Until recently, the closest I’ve come to a Koala in Australia has been at the Wildlife Habitat in Port Douglas, Queensland. Whilst this was one of the coolest wildlife enclosures I’ve ever seen (and I actually got to hold a furry friend, dreams can come true) I was keen to see these cute marsupials in their natural habitat.
In April this year I experienced one of the best road trips Australia has to offer, along the Great Ocean Road. It was the kind of Australia that you read about in books, offering a scenic 243 kilometre drive along stunning coastline. Epic stops included the iconic 12 Apostles, bushwalks, surfer towns, the lot. It was pure bucket list stuff and left me wanting more.
Just when I thought it couldn’t get any better, I got to literally sleep under koalas at Cape Otway National Park.
As a brit from London who always dreamt about living in Australia and seeing its amazing wildlife, this was definitely one of those ‘pinch me’ moments. I think I got to feel like an Ozzie seeing snow for the first time. It was majestic.
But finding koalas in the wild is no walk in the park. For starters, they’re quite small, numbers are on the decline and they sleep for most of the day. You won’t spot them like pidgins in the city.
If you want to know the secret you’re going to need to read on.
How To Spot Wild Koalas In Australia
Step 1: Find their regional hood
As you can see on the map, koalas are mainly found in Queensland, New South Wales, Victoria and with a few scatterings in South Australia.
Since I was living in Melbourne, a friend of mine recommended a trip to the lush National Park of Great Otway, located along the Great Ocean Road in Victoria.
Step 2: Stay in a caravan park where the little dudes hang-out
Great Otway is pretty big and there are a few caravan parks there. But there is only one caravan park where you can literally sleep under koalas. Yes, l-i-t-e-r-a-l-l-y sleep under koalas.
I stayed at Bimbi Park for this trip, at a very reasonable $50 p/n. If like me, your trip is only for a couple of nights, and you’re a bit lazy to pitch up a tent (shh, I’m secretly only a one-day camper!) then their caravan option is ideal and comes equipt with a double bed, kitchen and space out-front to BBQ/soak-up the rural atmosphere. Alternately they also have camping pods, more luxurious cabins or DIY tent spots.
Step 3: Look closely… and Listen
If staying at Bimbi Park, then take a hike to the Cape Otway lighthouse. This makes for a gorgeous 4k walk through the bush, with stunning views along the coast. We spotted three koalas on this trip (Tip: Don’t forget to look up at the manna gum trees!)

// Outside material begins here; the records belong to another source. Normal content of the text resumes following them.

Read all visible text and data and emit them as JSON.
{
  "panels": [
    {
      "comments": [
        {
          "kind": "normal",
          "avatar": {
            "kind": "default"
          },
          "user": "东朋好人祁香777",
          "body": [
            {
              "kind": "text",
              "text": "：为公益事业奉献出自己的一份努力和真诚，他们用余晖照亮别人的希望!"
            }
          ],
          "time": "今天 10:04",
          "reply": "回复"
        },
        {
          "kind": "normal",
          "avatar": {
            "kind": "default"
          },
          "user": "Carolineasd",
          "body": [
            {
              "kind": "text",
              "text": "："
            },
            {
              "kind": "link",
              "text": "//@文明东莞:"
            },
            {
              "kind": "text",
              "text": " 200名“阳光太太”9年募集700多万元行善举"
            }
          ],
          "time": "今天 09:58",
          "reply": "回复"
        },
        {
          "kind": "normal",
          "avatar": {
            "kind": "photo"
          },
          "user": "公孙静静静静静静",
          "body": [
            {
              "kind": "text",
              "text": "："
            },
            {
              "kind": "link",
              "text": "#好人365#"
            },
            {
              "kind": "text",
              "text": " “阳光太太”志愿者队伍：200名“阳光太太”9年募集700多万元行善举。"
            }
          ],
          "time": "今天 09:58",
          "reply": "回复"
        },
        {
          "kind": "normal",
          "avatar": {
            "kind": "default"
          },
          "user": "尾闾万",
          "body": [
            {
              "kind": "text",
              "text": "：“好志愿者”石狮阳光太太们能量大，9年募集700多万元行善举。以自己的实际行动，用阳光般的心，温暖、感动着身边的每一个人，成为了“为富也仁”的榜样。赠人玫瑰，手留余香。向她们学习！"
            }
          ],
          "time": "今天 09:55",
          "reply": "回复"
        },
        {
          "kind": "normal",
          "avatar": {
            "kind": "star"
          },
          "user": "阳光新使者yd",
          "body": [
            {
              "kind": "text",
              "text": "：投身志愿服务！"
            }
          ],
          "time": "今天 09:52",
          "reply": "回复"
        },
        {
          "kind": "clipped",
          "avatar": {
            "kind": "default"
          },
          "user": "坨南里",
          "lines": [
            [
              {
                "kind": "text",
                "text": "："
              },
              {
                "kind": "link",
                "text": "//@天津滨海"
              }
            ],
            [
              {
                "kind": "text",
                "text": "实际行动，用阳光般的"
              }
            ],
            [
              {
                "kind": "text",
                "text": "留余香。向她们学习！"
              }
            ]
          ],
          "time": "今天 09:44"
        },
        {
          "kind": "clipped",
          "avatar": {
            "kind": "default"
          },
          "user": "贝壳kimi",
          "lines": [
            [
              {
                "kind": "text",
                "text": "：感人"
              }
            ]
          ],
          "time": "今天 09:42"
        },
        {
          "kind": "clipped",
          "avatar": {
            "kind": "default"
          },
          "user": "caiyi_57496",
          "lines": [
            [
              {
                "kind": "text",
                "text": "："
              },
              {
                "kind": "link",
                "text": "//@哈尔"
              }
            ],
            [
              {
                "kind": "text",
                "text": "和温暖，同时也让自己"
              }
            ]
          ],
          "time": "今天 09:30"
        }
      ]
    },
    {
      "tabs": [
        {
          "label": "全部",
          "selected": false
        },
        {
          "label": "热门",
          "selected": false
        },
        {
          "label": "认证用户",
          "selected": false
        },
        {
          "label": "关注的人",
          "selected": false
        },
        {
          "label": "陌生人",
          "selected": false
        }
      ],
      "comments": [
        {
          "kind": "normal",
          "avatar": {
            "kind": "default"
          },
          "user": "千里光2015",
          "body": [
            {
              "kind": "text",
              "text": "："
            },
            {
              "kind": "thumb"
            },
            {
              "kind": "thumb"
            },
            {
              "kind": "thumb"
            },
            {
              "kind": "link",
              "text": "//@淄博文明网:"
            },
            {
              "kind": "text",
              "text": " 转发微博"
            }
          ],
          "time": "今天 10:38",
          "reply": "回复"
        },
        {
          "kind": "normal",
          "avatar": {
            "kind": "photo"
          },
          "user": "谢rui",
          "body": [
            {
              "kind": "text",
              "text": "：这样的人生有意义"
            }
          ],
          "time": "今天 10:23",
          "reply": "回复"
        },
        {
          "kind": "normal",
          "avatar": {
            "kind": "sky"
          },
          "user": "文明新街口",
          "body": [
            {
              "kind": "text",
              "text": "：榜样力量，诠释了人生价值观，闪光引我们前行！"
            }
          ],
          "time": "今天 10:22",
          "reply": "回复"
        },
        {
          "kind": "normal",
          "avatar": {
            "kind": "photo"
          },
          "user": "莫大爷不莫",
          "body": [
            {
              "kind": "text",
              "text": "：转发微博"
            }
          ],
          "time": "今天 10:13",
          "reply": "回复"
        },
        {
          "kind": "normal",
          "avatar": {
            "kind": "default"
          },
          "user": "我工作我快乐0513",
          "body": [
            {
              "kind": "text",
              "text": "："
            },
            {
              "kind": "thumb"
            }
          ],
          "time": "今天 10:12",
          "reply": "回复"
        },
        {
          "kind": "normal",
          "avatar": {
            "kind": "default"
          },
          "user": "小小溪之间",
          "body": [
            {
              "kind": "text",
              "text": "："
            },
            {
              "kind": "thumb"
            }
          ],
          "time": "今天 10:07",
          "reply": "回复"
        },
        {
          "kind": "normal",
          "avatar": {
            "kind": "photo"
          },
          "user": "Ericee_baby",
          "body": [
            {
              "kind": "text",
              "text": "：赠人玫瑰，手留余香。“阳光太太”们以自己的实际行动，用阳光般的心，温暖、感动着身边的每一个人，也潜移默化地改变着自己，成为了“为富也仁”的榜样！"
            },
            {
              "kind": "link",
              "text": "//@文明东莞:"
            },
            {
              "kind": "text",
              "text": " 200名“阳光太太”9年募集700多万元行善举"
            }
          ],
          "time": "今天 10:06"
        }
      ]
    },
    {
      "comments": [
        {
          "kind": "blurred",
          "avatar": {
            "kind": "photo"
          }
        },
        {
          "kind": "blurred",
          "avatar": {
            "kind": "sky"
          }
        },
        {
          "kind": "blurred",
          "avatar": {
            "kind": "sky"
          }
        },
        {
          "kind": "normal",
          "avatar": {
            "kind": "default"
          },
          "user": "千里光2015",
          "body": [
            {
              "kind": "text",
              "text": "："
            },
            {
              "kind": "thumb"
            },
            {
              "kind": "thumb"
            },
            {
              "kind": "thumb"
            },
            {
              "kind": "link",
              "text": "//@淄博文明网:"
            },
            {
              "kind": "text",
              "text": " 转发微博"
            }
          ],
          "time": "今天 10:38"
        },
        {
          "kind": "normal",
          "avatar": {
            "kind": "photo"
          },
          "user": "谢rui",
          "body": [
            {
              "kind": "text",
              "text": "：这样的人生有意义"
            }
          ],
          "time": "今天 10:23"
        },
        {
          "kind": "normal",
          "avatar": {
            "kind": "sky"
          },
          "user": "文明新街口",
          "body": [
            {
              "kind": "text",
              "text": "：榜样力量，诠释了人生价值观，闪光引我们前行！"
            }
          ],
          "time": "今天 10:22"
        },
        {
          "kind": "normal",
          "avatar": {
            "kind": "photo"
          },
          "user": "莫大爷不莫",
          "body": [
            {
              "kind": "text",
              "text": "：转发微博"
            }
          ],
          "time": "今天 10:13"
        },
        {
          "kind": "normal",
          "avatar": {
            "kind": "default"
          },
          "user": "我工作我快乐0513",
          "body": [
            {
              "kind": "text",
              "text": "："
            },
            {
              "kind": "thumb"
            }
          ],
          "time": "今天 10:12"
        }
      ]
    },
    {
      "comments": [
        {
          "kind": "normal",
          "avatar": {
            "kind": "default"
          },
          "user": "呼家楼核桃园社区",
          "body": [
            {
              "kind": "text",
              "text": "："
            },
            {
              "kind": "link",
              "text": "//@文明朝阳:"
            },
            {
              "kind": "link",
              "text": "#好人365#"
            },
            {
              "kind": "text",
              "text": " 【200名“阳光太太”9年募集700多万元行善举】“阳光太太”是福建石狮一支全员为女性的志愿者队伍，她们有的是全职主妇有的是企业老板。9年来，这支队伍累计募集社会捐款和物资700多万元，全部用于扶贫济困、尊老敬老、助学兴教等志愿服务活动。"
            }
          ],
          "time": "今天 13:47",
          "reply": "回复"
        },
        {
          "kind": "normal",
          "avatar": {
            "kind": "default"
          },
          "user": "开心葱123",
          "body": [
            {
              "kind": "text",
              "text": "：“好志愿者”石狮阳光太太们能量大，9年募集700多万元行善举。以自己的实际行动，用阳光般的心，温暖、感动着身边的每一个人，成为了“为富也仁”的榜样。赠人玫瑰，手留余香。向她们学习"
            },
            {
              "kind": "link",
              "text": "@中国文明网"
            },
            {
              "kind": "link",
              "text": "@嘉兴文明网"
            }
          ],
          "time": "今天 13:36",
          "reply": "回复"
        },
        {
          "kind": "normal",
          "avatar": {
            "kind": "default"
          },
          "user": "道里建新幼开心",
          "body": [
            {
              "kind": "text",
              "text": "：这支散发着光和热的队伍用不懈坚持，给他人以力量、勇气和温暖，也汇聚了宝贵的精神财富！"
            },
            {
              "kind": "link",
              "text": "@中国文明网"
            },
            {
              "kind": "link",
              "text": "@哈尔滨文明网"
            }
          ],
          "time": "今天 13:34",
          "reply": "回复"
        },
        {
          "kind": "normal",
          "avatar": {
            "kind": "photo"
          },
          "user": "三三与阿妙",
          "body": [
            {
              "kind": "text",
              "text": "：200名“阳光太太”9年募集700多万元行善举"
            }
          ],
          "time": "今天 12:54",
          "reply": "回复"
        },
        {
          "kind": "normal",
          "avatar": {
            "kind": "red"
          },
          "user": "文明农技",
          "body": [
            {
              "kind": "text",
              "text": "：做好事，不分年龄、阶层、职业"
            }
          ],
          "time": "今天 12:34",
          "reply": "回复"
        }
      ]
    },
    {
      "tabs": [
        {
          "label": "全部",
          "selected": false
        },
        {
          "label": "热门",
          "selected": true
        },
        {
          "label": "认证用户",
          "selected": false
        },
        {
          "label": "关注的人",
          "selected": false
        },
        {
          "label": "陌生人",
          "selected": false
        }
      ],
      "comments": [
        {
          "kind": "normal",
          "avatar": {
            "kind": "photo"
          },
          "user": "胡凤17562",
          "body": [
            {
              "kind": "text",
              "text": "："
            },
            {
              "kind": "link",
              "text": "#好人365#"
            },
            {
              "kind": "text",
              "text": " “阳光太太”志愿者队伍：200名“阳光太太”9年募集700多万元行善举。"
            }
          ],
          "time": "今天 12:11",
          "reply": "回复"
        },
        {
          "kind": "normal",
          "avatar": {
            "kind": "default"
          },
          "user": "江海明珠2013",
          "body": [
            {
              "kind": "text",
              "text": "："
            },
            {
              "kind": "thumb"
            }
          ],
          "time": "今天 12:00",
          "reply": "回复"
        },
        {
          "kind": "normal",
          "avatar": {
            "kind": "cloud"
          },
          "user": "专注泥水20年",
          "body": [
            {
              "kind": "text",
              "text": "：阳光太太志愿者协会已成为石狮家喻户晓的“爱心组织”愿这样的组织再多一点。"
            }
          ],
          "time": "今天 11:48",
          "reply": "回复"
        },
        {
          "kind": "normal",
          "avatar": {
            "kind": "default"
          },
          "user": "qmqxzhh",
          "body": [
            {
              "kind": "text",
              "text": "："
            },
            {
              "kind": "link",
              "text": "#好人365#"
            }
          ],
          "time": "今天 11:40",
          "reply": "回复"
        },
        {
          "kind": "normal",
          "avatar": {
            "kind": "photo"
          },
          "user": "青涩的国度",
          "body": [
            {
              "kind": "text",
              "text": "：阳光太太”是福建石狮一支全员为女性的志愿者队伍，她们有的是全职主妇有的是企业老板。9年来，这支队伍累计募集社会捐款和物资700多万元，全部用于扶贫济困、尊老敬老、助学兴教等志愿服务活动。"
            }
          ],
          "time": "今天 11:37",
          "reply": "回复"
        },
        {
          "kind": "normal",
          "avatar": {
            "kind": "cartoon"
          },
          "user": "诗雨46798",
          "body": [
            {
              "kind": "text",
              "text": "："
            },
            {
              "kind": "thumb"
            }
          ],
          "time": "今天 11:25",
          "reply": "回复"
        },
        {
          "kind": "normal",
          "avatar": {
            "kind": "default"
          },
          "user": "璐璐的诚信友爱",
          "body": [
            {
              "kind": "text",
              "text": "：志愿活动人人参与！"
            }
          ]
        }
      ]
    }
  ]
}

At Bimbi Park, their tagline is ‘Camping Under Koalas’, except on the first night, I didn’t see one koala. I kind of expected them to be everywhere.
But the truth is, I just didn’t know the secret and what signs to look for.
It all started on the first night.
I had a little walk around the park and noticed they had a chicken coup. When it got dark, I also heard pigs snorting. I tried looking for the pigs but couldn’t see them anywhere.
During dusk of the second night, I went for a walk and swing near the kiosk to capture a bit of internet connection.
When I strolled back to the caravan, I heard the pigs again. I tried looking around again for them, but saw nothing.
Then I realised that the noise wasn’t coming from the ground, it was coming from the TREE!
I couldn’t believe my eyes. As this furry and cute looking creature climbed in the tree, it was making an loud, angry snorting noises that resembled Miss. Piggy.
If you’ve never heard a koala make this sound before, then watch this:
After I realised the secret, I spotted heaps more! I just has to listen out for them.
To put the cherry on the cake, as it was nearly dark, I heard a rustling in the leaves next to the caravan. It looked and moved like a possum…but it was hard to tell. Then I realised that it was another koala!
This one jumped and climbed a spindly tree, but it was too heavy and nearly fell off (yes, we nearly had a drop bear situation.) So it ninja-d over to the bigger tree next to it and slept there all night.
I was literally sleeping under a koala that night and for me, this was the perfect way to encounter these amazing natives in the wild.